• What this task involves
Keeping every line intact, print the records that follow.

########################################

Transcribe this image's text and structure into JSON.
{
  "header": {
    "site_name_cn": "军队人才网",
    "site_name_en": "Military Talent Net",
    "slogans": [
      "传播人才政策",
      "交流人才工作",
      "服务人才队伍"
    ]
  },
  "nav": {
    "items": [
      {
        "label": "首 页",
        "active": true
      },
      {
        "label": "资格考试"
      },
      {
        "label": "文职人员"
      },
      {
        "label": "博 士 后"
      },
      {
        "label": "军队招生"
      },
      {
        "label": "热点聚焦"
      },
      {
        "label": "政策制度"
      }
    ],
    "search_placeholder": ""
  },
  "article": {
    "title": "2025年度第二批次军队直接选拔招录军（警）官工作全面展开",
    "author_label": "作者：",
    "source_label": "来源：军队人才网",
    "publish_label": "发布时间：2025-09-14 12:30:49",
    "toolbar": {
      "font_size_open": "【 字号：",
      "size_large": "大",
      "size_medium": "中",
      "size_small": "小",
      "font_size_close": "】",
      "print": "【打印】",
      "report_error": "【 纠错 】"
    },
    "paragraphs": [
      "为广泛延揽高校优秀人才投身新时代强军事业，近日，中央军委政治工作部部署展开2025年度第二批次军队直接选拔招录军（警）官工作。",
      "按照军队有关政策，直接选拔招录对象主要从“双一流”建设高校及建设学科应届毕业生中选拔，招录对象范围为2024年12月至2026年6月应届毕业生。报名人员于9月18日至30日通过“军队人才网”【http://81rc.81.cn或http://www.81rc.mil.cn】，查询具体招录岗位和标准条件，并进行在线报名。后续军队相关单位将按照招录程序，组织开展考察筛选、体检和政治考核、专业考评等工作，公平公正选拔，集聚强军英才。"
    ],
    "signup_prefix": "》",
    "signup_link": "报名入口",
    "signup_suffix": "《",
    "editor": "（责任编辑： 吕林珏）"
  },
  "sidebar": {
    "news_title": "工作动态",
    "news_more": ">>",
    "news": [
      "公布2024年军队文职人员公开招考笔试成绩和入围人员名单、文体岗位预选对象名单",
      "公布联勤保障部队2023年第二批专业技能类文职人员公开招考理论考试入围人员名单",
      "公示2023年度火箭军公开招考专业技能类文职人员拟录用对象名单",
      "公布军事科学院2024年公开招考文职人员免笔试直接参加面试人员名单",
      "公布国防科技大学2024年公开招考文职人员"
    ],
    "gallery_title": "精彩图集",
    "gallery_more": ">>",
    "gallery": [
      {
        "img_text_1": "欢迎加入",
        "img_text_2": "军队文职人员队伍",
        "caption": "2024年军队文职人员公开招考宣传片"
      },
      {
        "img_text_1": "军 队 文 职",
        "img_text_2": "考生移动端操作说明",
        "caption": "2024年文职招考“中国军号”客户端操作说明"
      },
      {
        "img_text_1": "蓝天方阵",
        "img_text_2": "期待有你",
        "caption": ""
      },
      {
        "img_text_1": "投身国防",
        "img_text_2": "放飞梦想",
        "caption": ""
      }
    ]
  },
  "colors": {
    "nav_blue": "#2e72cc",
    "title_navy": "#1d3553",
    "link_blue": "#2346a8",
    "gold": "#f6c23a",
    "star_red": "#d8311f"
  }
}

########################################

• Answer to this exercise
Transcribe this image's text and structure into JSON.
{
  "header": {
    "site_name_cn": "军队人才网",
    "site_name_en": "Military Talent Net",
    "slogans": [
      "传播人才政策",
      "交流人才工作",
      "服务人才队伍"
    ]
  },
  "nav": {
    "items": [
      {
        "label": "首 页",
        "active": true
      },
      {
        "label": "资格考试"
      },
      {
        "label": "文职人员"
      },
      {
        "label": "博 士 后"
      },
      {
        "label": "军队招生"
      },
      {
        "label": "热点聚焦"
      },
      {
        "label": "政策制度"
      }
    ],
    "search_placeholder": ""
  },
  "article": {
    "title": "2025年度第二批次军队直接选拔招录军（警）官工作全面展开",
    "author_label": "作者：",
    "source_label": "来源：军队人才网",
    "publish_label": "发布时间：2025-09-14 12:30:49",
    "toolbar": {
      "font_size_open": "【 字号：",
      "size_large": "大",
      "size_medium": "中",
      "size_small": "小",
      "font_size_close": "】",
      "print": "【打印】",
      "report_error": "【 纠错 】"
    },
    "paragraphs": [
      "为广泛延揽高校优秀人才投身新时代强军事业，近日，中央军委政治工作部部署展开2025年度第二批次军队直接选拔招录军（警）官工作。",
      "按照军队有关政策，直接选拔招录对象主要从“双一流”建设高校及建设学科应届毕业生中选拔，招录对象范围为2024年12月至2026年6月应届毕业生。报名人员于9月18日至30日通过“军队人才网”【http://81rc.81.cn或http://www.81rc.mil.cn】，查询具体招录岗位和标准条件，并进行在线报名。后续军队相关单位将按照招录程序，组织开展考察筛选、体检和政治考核、专业考评等工作，公平公正选拔，集聚强军英才。"
    ],
    "signup_prefix": "》",
    "signup_link": "报名入口",
    "signup_suffix": "《",
    "editor": "（责任编辑： 吕林珏）"
  },
  "sidebar": {
    "news_title": "工作动态",
    "news_more": ">>",
    "news": [
      "公布2024年军队文职人员公开招考笔试成绩和入围人员名单、文体岗位预选对象名单",
      "公布联勤保障部队2023年第二批专业技能类文职人员公开招考理论考试入围人员名单",
      "公示2023年度火箭军公开招考专业技能类文职人员拟录用对象名单",
      "公布军事科学院2024年公开招考文职人员免笔试直接参加面试人员名单",
      "公布国防科技大学2024年公开招考文职人员"
    ],
    "gallery_title": "精彩图集",
    "gallery_more": ">>",
    "gallery": [
      {
        "img_text_1": "欢迎加入",
        "img_text_2": "军队文职人员队伍",
        "caption": "2024年军队文职人员公开招考宣传片"
      },
      {
        "img_text_1": "军 队 文 职",
        "img_text_2": "考生移动端操作说明",
        "caption": "2024年文职招考“中国军号”客户端操作说明"
      },
      {
        "img_text_1": "蓝天方阵",
        "img_text_2": "期待有你",
        "caption": ""
      },
      {
        "img_text_1": "投身国防",
        "img_text_2": "放飞梦想",
        "caption": ""
      }
    ]
  },
  "colors": {
    "nav_blue": "#2e72cc",
    "title_navy": "#1d3553",
    "link_blue": "#2346a8",
    "gold": "#f6c23a",
    "star_red": "#d8311f"
  }
}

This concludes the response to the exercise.